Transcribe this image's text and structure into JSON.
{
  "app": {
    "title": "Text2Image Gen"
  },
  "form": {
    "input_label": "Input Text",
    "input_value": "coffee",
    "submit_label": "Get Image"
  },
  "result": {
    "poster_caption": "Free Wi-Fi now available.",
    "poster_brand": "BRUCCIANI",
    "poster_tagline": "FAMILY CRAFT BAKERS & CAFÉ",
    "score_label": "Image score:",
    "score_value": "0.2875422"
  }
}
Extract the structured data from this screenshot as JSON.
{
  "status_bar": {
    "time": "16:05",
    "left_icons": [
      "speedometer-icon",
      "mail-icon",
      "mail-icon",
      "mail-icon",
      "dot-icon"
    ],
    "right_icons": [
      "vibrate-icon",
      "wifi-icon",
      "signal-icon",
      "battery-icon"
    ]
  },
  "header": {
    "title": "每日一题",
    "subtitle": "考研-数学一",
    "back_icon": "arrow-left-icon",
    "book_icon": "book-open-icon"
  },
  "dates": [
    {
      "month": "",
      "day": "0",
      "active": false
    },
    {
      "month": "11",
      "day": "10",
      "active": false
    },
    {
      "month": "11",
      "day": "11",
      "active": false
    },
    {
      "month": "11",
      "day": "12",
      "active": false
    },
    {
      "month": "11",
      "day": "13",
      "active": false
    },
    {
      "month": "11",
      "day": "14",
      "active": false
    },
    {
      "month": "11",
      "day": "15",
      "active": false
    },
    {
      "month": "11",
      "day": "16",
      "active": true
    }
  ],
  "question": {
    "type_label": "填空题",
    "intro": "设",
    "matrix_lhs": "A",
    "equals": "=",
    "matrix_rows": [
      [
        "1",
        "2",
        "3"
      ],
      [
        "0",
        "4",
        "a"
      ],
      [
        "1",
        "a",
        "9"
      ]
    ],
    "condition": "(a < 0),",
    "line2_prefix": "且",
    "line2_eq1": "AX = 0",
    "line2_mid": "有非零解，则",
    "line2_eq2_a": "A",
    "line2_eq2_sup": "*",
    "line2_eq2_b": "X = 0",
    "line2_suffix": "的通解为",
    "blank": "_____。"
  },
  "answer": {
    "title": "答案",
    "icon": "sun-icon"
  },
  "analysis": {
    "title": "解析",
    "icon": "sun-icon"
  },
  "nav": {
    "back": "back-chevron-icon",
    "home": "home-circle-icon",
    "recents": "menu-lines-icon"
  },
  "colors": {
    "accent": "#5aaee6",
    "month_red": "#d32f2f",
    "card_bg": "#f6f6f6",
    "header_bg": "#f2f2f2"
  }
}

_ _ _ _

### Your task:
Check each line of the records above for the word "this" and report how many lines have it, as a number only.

### Result of the task:
2